- The non-qualified rate is the most expensive of the three rates and includes transactions that do not fall under the qualified or mid-qualified rate such as International, government, corporate or particular consumer rewards cards. A transaction can also be downgraded to this rate if the Address Verification System (AVS) is not used, there exists an AVS mismatch where the customer’s billing address does not match the address associated with the customer’s card, or a transaction is not batched out within 48 hours after processing a sale.
Fees can vary dramatically, so before selecting a MAP (if you have not done so already) make certain to know not only the discount rate, but also the mid and non-qualified rates. In addition, ask the MAP if there is any way to avoid credit cards from downgrading to the more expensive tiers. (For example, perhaps you can employ level 2 or level 3 processing for business or government cards respectively.) Your wallet will be glad you did.
Interchange Pricing: Making the Right Choice for your Business
Within the last few years, a new pricing program has evolved that in many instances would be more cost efficient than the more widely used – and quoted – “3 Tier Pricing” model. Simply known as “Interchange” Pricing, this newer pricing scheme involves taking the “real cost” charged on each card type (the Interchange rate), plus a “set profit margin” negotiated between the merchant and the merchant account provider.
Why would this pricing scheme be less expensive in the long run? In a nut shell, if a fair proportion of a merchant’s sales fall under the mid to non-qualified rates – which are substantially higher than the quoted “discount rate” – in most instances, using the Interchange Pricing model would be substantially less.
For clarification purposes, I’ll use an example.
We have two companies, A and B. Company A has a 3-tiered merchant account and Company B has the Interchange Pricing model.
Let’s assume both companies make a sale with the customer using a rewards card. Company A has the card downgraded to its non-qualified rate of 3.25%. Company B is charged the “real cost” of the card 2.5% (the Interchange fee + dues and assessments) plus a small markup of say 15 basis points or .15%. For this one sale, Company B is charging the merchant 2.5% + .15 or 2.65% of the total transaction whereas Company A is charging 3.25%.
It doesn’t take a math wiz to determine that 2.65% is less than 3.25%, which over a period of time can cost Company A’s merchant the proverbial “arm and leg”. In most instances, the Interchange Pricing scheme is more cost efficient than the 3-tiered model as long as the established markup isn’t substantial, negating any potential savings.
You may be asking yourself, is the Interchange Pricing model right for my business? This is where it is imperative that you reflect on your customers’ payment preferences. If most of your transactions fall under the qualified rate – and your discount rate is stellar – then the 3-tiered model may be the most cost efficient alternative for you. However, if a large proportion of your sales are categorized as mid to non-qualified, the Interchange Pricing scheme could potentially save you a bundle. Please note that more and more credit cards, particularly rewards cards, are downgrading so it’s likely that you’ll need to “upgrade” to a better pricing model.
Also, don’t be misled by the assumption of many that the Interchange Pricing model is reserved only for large companies.
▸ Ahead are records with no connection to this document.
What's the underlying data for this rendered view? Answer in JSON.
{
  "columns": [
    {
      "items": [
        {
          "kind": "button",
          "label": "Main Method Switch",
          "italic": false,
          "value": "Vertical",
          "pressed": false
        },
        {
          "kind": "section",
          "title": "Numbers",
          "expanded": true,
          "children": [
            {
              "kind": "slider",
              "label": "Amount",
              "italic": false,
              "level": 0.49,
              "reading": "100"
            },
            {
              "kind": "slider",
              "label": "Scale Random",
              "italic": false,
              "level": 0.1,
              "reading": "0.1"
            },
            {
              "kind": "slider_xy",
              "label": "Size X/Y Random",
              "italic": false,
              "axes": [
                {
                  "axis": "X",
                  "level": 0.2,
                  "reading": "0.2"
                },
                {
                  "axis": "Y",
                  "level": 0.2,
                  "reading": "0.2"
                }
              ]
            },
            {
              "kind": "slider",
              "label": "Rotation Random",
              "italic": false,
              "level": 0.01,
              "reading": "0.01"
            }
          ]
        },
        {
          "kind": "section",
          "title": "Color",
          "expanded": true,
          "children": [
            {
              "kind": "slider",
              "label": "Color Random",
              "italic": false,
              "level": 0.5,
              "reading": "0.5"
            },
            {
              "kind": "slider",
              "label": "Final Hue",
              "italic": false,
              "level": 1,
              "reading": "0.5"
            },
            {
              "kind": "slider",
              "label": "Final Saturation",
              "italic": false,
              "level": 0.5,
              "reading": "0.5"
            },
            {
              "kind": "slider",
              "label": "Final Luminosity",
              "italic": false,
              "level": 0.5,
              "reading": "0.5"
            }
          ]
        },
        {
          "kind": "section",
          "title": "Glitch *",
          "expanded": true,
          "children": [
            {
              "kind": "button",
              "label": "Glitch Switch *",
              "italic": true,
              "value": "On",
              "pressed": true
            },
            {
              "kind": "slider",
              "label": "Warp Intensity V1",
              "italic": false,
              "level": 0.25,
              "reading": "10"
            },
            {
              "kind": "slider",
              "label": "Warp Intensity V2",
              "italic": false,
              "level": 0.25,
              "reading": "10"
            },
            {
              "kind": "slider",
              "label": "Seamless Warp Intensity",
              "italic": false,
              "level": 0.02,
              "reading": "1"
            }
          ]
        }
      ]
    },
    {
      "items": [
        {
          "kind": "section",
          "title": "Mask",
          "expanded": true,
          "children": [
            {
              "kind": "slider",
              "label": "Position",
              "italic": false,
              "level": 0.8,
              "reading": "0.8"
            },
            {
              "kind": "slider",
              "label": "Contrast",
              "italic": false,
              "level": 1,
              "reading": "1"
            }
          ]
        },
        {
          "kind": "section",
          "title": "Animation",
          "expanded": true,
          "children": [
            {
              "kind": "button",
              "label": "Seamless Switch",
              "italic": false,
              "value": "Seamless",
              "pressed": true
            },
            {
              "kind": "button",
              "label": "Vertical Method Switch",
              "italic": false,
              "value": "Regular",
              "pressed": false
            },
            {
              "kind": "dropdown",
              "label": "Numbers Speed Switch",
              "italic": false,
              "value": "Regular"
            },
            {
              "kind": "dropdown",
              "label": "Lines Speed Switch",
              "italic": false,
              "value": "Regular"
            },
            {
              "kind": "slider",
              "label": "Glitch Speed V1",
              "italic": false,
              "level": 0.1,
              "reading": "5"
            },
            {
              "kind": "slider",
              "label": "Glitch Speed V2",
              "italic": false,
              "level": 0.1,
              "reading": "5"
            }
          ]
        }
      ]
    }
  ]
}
Small businesses can also benefit. It’s just a matter of locating a merchant account provider that will work with you. There are so many merchant account providers to choose from that you should settle for nothing less than the best pricing scheme for your business, no matter its size.